"During the past six years I've signed three five-year contracts and one six-year contract," says Lacroix, "and I've never been traded in that time. I've also made it a rule that I don't sign a new contract until the old one has been settled. I've never been shortchanged a single dollar in the WHA." Moreover, as franchises collapsed all about him, Lacroix never failed to come out of the mess with a new contract for more money. Of course, it is difficult to say how many of Lacroix' teams faltered partly because they could not meet his salary.
In any case, the paycheck that Lacroix now receives from the Whalers is covered by funds from the Whalers, the league, Ray Kroc, Ronald McDonald, you name it. "To tell the truth," says Lacroix, "I don't know who pays what or where the money comes from. But every two weeks the money comes, and I don't ask questions."
Nobody was asking many questions during that first boisterous year of the WHA and, naturally, mistakes were made—and millions of dollars were lost. Says Lacroix, "I probably could have owned a franchise those first couple of years. A lot of the owners thought the way to increase attendance was to go out and hire a bunch of goons, which showed how little they really knew about hockey. The wise owners signed the Bobby Hulls and Gordie Howes, and that brought people in for a while. Now the owners are finally learning that they have to bring along the young players from the juniors."
In his own hilarious way Bernard Brown, the Philadelphia trucking magnate who owned the Blazers, was an exemplary WHA first-year owner. "The first time Brown met with our general manager," says Lacroix, "he said he wanted all of the players to report for work at nine in the morning and stay until five each night. He expected us to practice for a while, work around the building for a bit, then practice some more. All he knew was that his truck drivers worked from nine to five, and he couldn't understand why he was paying us all that money to work for two or three hours a day."
When Brown, who also had Derek Sanderson under contract for $2.7 million, lost interest in that sort of goldbricking after the 1972-73 season, he sold his team to buyers in Vancouver. Lacroix, however, became a free agent because of a clause in all his contracts that permits him to refuse to play for a Canadian team.
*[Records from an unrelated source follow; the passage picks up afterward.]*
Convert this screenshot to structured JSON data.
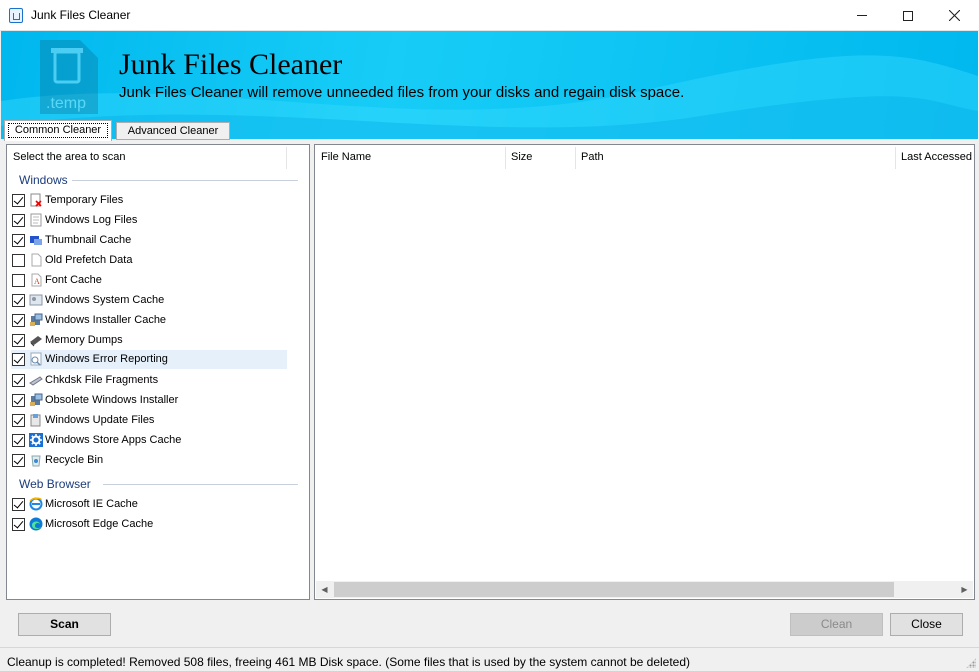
{
  "window": {
    "title": "Junk Files Cleaner",
    "minimize_label": "–",
    "close_label": "✕"
  },
  "banner": {
    "title": "Junk Files Cleaner",
    "subtitle": "Junk Files Cleaner will remove unneeded files from your disks and regain disk space.",
    "logo_text": ".temp"
  },
  "tabs": [
    {
      "label": "Common Cleaner",
      "selected": true
    },
    {
      "label": "Advanced Cleaner",
      "selected": false
    }
  ],
  "left_pane": {
    "header": "Select the area to scan",
    "groups": [
      {
        "label": "Windows",
        "items": [
          {
            "label": "Temporary Files",
            "checked": true,
            "icon": "temp-files-icon"
          },
          {
            "label": "Windows Log Files",
            "checked": true,
            "icon": "log-file-icon"
          },
          {
            "label": "Thumbnail Cache",
            "checked": true,
            "icon": "thumbnail-icon"
          },
          {
            "label": "Old Prefetch Data",
            "checked": false,
            "icon": "blank-file-icon"
          },
          {
            "label": "Font Cache",
            "checked": false,
            "icon": "font-icon"
          },
          {
            "label": "Windows System Cache",
            "checked": true,
            "icon": "system-cache-icon"
          },
          {
            "label": "Windows Installer Cache",
            "checked": true,
            "icon": "installer-icon"
          },
          {
            "label": "Memory Dumps",
            "checked": true,
            "icon": "memory-chip-icon"
          },
          {
            "label": "Windows Error Reporting",
            "checked": true,
            "icon": "error-report-icon",
            "highlighted": true
          },
          {
            "label": "Chkdsk File Fragments",
            "checked": true,
            "icon": "disk-fragments-icon"
          },
          {
            "label": "Obsolete Windows Installer",
            "checked": true,
            "icon": "installer-icon"
          },
          {
            "label": "Windows Update Files",
            "checked": true,
            "icon": "update-icon"
          },
          {
            "label": "Windows Store Apps Cache",
            "checked": true,
            "icon": "gear-icon"
          },
          {
            "label": "Recycle Bin",
            "checked": true,
            "icon": "recycle-bin-icon"
          }
        ]
      },
      {
        "label": "Web Browser",
        "items": [
          {
            "label": "Microsoft IE Cache",
            "checked": true,
            "icon": "ie-icon"
          },
          {
            "label": "Microsoft Edge Cache",
            "checked": true,
            "icon": "edge-icon"
          }
        ]
      }
    ]
  },
  "file_list": {
    "columns": [
      "File Name",
      "Size",
      "Path",
      "Last Accessed"
    ],
    "rows": []
  },
  "buttons": {
    "scan": "Scan",
    "clean": "Clean",
    "close": "Close"
  },
  "status_text": "Cleanup is completed!  Removed 508 files, freeing 461 MB Disk space. (Some files that is used by the system cannot be deleted)",
  "colors": {
    "banner": "#17cdf7",
    "group_label": "#1c3c7c",
    "highlight_row": "#e5f0fb"
  }
}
The agreement, he says, is strictly for business convenience. At any rate, instead of going to Vancouver, Lacroix was on his way to the New York Raiders, who became the New York Golden Blades while Lacroix was en route.
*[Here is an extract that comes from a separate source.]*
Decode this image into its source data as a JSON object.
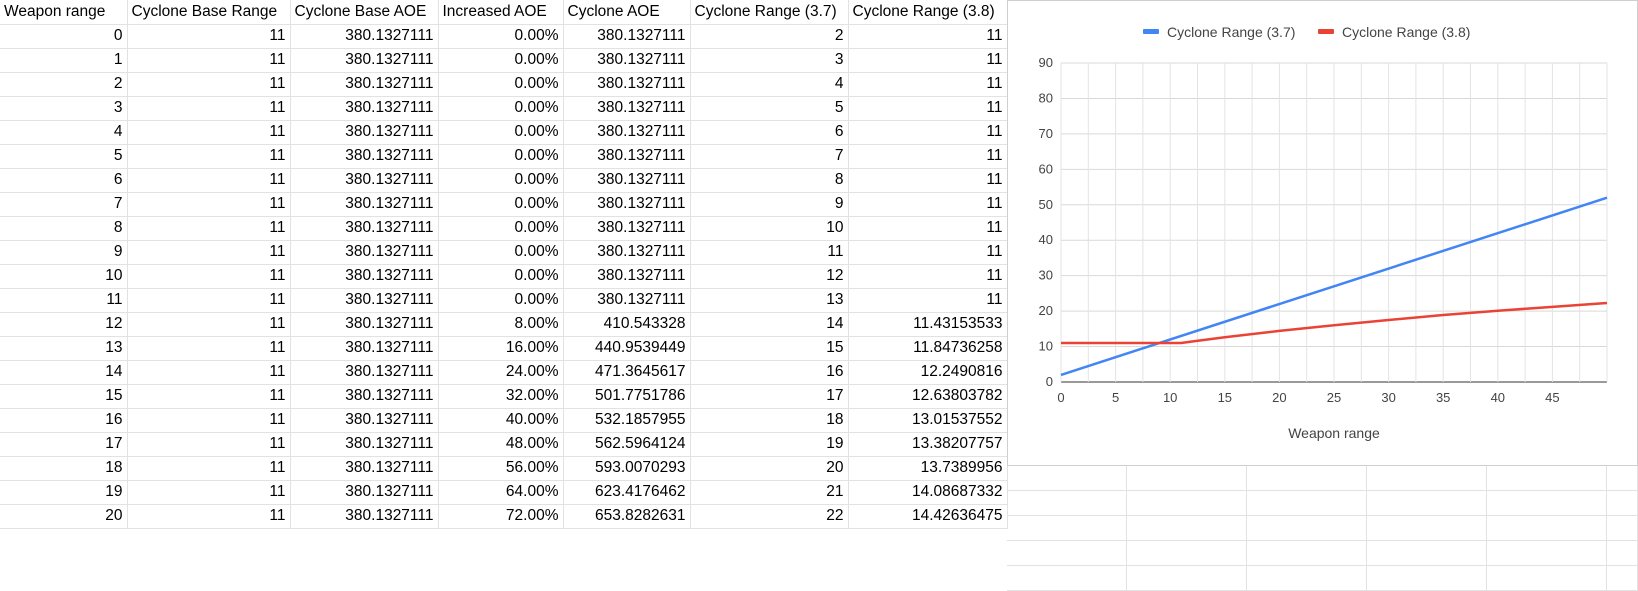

The gold paint was barely dry on the blades of the Blades' skates when it became apparent there was going to be trouble. Playing in Madison Square Garden was one of the league's big goals, but when it finally happened it was a colossal bummer. "You could hear people talking all the way across the arena," recalls Suzanne Lacroix. "The Garden was great, but 4,000 people in a building that seats 17,500 was depressing."
Meanwhile, Lacroix had signed a new five-year contract with the Golden Blades, purchased a new home in West Orange, N.J. and begun filling it with furniture. By October the team was in bankruptcy court, and Lacroix had his new house up for sale.
The league abruptly moved the Golden Blades to the Philadelphia suburb of Cherry Hill, N.J., called them the New Jersey Knights and asked the players if they would use their own sticks and whatever equipment they could scrounge up until the cash-flow problems eased up. None of the Blades' uniforms, pads or sticks could be moved down from New York without running the risk of having the Knights' gate receipts, such as they were, attached by creditors. "And we were the first big league team New Jersey had ever had," says Suzanne. "At least we called ourselves big league."
"There was no dressing room in the Cherry Hill arena big enough for the visiting teams to use," recalls Lacroix, "so they had to dress at their hotels when they played us. To see Bobby Hull and Gordie Howe climbing off a bus, in the snow, with all their equipment on, made you feel 25 years behind the times."
Which, as it turned out, was right about where the New Jersey Knights were. They finished 32 games out of first place that 1973-74 season, and by the opening of the following season the team had been moved again, this time to San Diego. By the end of the Mariners'—and Lacroix'—second season, in 1976, owner Joe Schwartz was unable to meet the team payroll. For the final month of the schedule and throughout the Avco Cup playoffs the San Diego players competed without pay. "During the off-season, the league had to make up one schedule with San Diego in, one with San Diego out," says Lacroix. "No one knew if there would be a San Diego for the 1976-77 season."